• **AIM OF THE EXERCISE**:
Determine how many lines of the listing below hold the string "pour". Reply only with the number.

• **MATERIAL FOR THIS EXERCISE**:
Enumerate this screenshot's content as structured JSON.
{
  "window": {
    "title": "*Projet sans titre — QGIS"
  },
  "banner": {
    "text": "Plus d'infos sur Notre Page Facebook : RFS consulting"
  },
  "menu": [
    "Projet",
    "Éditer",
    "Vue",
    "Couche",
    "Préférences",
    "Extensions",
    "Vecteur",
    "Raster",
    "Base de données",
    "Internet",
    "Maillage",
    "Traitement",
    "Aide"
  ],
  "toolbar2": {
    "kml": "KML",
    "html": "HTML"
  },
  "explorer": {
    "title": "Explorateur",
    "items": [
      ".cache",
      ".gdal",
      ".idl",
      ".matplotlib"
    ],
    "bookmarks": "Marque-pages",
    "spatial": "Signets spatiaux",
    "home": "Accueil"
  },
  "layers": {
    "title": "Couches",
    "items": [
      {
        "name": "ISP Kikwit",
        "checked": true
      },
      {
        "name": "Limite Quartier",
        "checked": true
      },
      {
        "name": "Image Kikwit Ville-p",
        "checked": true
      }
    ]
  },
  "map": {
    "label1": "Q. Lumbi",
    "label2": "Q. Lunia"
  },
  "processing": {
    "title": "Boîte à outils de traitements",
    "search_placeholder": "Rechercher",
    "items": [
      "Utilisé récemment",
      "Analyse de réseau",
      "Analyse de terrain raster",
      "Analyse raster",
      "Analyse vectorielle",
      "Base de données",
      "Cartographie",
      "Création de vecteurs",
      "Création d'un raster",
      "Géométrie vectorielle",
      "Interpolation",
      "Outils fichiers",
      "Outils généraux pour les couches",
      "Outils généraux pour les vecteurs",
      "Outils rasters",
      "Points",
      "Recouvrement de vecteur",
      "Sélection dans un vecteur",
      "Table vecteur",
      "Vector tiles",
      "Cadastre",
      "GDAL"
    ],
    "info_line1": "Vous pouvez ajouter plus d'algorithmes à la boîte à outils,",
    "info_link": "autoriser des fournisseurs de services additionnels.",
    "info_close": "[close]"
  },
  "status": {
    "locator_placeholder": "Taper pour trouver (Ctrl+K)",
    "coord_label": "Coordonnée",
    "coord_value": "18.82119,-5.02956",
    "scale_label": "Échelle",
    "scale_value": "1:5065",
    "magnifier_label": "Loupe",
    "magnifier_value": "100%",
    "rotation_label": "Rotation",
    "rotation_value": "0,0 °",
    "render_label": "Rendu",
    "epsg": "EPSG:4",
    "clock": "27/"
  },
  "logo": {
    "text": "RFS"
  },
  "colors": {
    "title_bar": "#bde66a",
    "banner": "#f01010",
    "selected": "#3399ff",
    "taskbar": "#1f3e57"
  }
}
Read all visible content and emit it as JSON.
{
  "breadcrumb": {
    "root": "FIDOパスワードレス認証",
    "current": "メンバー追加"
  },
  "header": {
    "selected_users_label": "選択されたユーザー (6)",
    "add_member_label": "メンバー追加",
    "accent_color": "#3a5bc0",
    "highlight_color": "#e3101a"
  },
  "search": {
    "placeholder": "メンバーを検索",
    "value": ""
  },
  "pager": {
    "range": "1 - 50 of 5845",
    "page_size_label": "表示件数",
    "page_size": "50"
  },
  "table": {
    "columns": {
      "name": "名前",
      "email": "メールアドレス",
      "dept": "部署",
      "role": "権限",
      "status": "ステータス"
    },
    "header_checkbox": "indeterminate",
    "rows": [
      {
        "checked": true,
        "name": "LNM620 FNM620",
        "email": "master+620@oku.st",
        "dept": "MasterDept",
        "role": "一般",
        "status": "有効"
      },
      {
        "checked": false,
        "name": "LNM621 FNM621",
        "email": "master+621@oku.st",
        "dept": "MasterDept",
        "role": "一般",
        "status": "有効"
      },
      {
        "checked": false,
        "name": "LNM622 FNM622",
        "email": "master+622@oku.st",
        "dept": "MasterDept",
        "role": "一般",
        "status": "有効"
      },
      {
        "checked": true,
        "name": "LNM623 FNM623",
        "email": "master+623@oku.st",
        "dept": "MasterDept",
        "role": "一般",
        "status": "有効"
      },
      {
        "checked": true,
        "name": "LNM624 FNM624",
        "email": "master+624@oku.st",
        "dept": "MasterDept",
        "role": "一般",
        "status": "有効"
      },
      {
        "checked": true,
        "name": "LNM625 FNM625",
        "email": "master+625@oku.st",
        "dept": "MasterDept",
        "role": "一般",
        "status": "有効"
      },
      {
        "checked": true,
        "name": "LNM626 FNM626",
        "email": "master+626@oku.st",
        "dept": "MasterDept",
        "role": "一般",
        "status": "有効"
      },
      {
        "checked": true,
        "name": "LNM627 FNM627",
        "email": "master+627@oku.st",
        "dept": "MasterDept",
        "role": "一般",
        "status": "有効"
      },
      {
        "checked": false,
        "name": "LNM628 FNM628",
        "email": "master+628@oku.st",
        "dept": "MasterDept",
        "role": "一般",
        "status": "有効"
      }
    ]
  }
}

• **OUTPUT FOR THIS EXERCISE**:
3